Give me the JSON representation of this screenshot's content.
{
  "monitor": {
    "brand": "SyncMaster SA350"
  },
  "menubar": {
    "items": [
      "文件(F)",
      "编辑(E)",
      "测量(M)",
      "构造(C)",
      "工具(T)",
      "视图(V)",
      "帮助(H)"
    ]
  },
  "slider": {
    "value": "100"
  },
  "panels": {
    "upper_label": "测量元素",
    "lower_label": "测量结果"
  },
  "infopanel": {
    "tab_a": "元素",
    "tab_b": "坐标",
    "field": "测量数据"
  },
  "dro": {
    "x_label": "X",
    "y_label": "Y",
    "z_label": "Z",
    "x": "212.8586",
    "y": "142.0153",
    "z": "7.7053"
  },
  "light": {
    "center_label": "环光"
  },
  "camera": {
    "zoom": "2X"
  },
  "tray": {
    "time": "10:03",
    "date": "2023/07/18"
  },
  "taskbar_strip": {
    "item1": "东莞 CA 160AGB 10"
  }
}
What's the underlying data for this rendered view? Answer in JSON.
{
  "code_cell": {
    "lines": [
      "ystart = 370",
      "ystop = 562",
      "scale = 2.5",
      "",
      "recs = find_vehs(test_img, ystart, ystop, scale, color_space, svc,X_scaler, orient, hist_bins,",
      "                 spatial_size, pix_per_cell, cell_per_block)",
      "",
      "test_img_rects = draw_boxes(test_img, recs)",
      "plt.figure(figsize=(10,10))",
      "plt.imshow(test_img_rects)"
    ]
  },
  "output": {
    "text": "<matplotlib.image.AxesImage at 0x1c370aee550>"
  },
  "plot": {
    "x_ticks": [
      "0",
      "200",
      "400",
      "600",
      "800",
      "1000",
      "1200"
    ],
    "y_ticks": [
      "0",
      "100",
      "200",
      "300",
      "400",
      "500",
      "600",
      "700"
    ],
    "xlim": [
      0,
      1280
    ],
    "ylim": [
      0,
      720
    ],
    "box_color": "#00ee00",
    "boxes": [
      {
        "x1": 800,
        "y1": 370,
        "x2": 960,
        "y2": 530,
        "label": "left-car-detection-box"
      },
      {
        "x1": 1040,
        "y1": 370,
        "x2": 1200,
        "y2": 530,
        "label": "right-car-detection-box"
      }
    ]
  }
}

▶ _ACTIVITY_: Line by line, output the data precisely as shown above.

▶ _SOLUTION TO THE PROBLEM_:
Give me the JSON representation of this screenshot's content.
{
  "monitor": {
    "brand": "SyncMaster SA350"
  },
  "menubar": {
    "items": [
      "文件(F)",
      "编辑(E)",
      "测量(M)",
      "构造(C)",
      "工具(T)",
      "视图(V)",
      "帮助(H)"
    ]
  },
  "slider": {
    "value": "100"
  },
  "panels": {
    "upper_label": "测量元素",
    "lower_label": "测量结果"
  },
  "infopanel": {
    "tab_a": "元素",
    "tab_b": "坐标",
    "field": "测量数据"
  },
  "dro": {
    "x_label": "X",
    "y_label": "Y",
    "z_label": "Z",
    "x": "212.8586",
    "y": "142.0153",
    "z": "7.7053"
  },
  "light": {
    "center_label": "环光"
  },
  "camera": {
    "zoom": "2X"
  },
  "tray": {
    "time": "10:03",
    "date": "2023/07/18"
  },
  "taskbar_strip": {
    "item1": "东莞 CA 160AGB 10"
  }
}
What's the underlying data for this rendered view? Answer in JSON.
{
  "code_cell": {
    "lines": [
      "ystart = 370",
      "ystop = 562",
      "scale = 2.5",
      "",
      "recs = find_vehs(test_img, ystart, ystop, scale, color_space, svc,X_scaler, orient, hist_bins,",
      "                 spatial_size, pix_per_cell, cell_per_block)",
      "",
      "test_img_rects = draw_boxes(test_img, recs)",
      "plt.figure(figsize=(10,10))",
      "plt.imshow(test_img_rects)"
    ]
  },
  "output": {
    "text": "<matplotlib.image.AxesImage at 0x1c370aee550>"
  },
  "plot": {
    "x_ticks": [
      "0",
      "200",
      "400",
      "600",
      "800",
      "1000",
      "1200"
    ],
    "y_ticks": [
      "0",
      "100",
      "200",
      "300",
      "400",
      "500",
      "600",
      "700"
    ],
    "xlim": [
      0,
      1280
    ],
    "ylim": [
      0,
      720
    ],
    "box_color": "#00ee00",
    "boxes": [
      {
        "x1": 800,
        "y1": 370,
        "x2": 960,
        "y2": 530,
        "label": "left-car-detection-box"
      },
      {
        "x1": 1040,
        "y1": 370,
        "x2": 1200,
        "y2": 530,
        "label": "right-car-detection-box"
      }
    ]
  }
}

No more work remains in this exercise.